* TASK GOAL *
Search the data for the string "Velocity" and gather each line it is in.

(Saved data entries)
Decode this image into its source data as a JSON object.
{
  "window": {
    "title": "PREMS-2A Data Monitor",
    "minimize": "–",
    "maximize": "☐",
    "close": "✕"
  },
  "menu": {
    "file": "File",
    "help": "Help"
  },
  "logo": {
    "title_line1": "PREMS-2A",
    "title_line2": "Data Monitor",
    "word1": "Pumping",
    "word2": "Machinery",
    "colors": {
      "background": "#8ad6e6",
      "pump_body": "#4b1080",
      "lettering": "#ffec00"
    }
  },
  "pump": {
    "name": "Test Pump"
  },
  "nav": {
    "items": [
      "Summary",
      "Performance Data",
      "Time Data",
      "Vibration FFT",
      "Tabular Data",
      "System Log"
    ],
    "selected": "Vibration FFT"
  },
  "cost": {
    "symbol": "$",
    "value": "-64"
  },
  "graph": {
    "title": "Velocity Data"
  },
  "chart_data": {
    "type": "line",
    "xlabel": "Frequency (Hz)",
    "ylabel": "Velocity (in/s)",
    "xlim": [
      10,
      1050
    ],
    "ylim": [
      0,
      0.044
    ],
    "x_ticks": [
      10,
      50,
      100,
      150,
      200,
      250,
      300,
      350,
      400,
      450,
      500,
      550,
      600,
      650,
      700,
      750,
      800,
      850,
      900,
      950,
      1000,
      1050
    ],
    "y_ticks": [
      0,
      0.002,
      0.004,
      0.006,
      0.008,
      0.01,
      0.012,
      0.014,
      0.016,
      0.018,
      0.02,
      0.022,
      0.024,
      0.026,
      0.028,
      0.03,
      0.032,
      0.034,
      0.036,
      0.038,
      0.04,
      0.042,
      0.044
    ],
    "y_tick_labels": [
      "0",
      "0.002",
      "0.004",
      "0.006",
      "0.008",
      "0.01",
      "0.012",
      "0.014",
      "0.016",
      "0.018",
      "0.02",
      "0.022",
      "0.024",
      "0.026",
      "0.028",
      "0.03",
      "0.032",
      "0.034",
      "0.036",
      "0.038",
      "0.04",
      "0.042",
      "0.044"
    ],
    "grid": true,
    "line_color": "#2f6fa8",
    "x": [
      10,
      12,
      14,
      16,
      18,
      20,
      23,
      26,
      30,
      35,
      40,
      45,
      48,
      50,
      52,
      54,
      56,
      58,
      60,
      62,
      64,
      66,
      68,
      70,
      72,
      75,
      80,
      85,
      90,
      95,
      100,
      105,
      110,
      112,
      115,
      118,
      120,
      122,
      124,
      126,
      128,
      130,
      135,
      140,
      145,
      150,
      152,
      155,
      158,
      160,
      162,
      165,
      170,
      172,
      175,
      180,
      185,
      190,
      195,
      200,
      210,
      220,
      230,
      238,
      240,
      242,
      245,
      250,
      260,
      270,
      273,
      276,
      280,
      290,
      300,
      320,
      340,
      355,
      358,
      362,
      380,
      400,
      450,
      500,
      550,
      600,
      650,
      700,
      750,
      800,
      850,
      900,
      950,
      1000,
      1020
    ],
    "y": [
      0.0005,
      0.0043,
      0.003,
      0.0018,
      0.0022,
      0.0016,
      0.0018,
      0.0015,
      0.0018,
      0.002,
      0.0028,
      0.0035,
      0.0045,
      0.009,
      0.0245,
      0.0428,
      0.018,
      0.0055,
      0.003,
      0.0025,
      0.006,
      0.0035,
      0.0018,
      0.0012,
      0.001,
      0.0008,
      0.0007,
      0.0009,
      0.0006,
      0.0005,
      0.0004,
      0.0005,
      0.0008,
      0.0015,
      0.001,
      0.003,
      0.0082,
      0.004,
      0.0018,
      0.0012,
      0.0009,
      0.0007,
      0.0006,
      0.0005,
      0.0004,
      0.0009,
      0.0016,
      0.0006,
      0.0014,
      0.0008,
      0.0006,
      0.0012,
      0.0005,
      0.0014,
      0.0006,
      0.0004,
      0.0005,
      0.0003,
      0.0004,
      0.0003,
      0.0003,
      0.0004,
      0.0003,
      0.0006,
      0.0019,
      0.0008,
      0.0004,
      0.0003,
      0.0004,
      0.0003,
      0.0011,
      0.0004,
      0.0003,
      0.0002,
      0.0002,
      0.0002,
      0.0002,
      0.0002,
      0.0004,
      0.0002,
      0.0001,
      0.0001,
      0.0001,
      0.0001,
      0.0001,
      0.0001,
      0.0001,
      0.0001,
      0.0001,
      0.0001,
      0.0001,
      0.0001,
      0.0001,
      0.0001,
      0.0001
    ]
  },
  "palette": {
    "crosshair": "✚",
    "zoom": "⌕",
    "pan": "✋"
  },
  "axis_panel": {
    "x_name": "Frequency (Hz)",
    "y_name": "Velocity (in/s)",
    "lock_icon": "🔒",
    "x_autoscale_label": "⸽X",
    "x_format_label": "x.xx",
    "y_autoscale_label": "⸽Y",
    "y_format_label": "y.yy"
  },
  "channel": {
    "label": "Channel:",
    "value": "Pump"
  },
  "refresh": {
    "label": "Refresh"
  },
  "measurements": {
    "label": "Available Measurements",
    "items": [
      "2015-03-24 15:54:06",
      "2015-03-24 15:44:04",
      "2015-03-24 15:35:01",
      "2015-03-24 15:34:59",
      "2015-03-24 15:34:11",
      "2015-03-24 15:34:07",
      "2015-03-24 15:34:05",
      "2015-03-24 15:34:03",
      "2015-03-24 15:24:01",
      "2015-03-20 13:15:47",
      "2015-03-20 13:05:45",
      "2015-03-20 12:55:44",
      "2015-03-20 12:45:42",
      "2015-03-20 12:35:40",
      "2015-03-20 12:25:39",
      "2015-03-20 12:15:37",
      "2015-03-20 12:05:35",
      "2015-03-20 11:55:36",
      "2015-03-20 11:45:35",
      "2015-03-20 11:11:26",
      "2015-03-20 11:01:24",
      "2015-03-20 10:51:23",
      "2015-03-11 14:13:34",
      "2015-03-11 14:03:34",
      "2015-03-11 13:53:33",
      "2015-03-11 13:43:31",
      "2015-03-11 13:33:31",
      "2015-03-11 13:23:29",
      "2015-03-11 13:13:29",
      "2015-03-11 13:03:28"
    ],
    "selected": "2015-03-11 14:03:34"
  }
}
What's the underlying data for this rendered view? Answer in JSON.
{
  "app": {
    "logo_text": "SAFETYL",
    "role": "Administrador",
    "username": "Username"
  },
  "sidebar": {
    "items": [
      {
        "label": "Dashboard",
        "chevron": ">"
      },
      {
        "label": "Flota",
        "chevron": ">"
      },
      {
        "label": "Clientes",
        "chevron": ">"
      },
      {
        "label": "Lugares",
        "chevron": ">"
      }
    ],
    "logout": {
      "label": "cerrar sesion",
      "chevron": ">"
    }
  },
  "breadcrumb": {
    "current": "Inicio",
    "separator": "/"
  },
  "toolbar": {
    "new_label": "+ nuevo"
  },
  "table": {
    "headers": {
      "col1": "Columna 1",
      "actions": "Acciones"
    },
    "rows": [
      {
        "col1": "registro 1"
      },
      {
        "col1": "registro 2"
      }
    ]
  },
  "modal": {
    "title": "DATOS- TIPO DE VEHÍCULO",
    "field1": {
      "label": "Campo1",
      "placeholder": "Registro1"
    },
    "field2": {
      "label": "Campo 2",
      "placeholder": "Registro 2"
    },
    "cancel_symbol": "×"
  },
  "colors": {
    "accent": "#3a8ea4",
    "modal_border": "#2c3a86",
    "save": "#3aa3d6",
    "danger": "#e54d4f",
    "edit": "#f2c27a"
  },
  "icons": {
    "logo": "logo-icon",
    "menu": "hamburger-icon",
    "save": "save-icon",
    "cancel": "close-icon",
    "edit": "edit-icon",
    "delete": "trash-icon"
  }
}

* YOUR SOLUTION *
    "title": "Velocity Data"
    "ylabel": "Velocity (in/s)",
    "y_name": "Velocity (in/s)",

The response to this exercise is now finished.